What was the greatest impact of the Silk Road?

The greatest impact of the Silk Road was that while it allowed luxury goods like silk, porcelain, and silver to travel from one end of the Silk Road…

Why was the Silk Road dangerous?

It was incredibly dangerous to travel along the Silk Road. You faced desolate white-hot sand dunes in the desert, forbidding mountains, brutal winds, and poisonous snakes. … But, to reach this strip, you had to cross the desert or the mountains. And of course there were always bandits and pirates.

How did the Silk Road Work?

The Silk Road was a vast trade network connecting Eurasia and North Africa via land and sea routes. The Silk Road earned its name from Chinese silk, a highly valued commodity that merchants transported along these trade networks. Advances in technology and increased political stability caused an increase in trade.

What were the diseases that spread through the Silk Road?

1.1. The Silk Road has often been blamed for the spread of infectious diseases such as bubonic plague, leprosy and anthrax by travellers between East Asia, the Middle East and Europe (Monot et al., 2009, Schmid et al., 2015, Simonson et al., 2009).

What animals were used on the Silk Road?

Domesticated animals: Many of animals that Silk Road travelers encountered were domesticated, including Bactrian camels, Marco Polo sheep, and yaks. Turkic horses, with thick bands of muscle on both side of the spine that made them easier to ride, were used throughout the region, as were the Tarpans, or steppe ponies.

Who benefited from the Silk Road?

Why? Everyone (East and West) benefited from the Silk Road. It opened up trade, communication, different ideas, culture, and religion to the entire world.

Did Black Death come from China?

The plague created religious, social, and economic upheavals, with profound effects on the course of European history.
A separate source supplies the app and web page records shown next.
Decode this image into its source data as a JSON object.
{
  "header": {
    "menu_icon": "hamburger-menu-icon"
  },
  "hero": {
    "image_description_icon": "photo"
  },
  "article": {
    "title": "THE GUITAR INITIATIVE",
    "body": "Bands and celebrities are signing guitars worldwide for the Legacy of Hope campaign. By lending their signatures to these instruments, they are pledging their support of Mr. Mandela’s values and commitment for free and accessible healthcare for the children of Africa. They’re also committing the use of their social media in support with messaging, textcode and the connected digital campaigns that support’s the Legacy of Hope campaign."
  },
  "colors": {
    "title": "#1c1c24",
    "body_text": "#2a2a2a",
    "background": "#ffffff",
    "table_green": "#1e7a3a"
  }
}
The Black Death most likely originated in Central Asia or East Asia, from where it travelled along the Silk Road, reaching Crimea by 1347.

How did the Silk Road spread the Black Death?

After the Black Death established itself in Central Asia at Lake Issyk-Kul, it began to spread into the Middle East, Northern Africa, and Europe by way of the Silk Road. … Some infected rats were able traverse the Silk Roads hidden inside of caravans, further helping the Yersinia pestis bacteria to spread.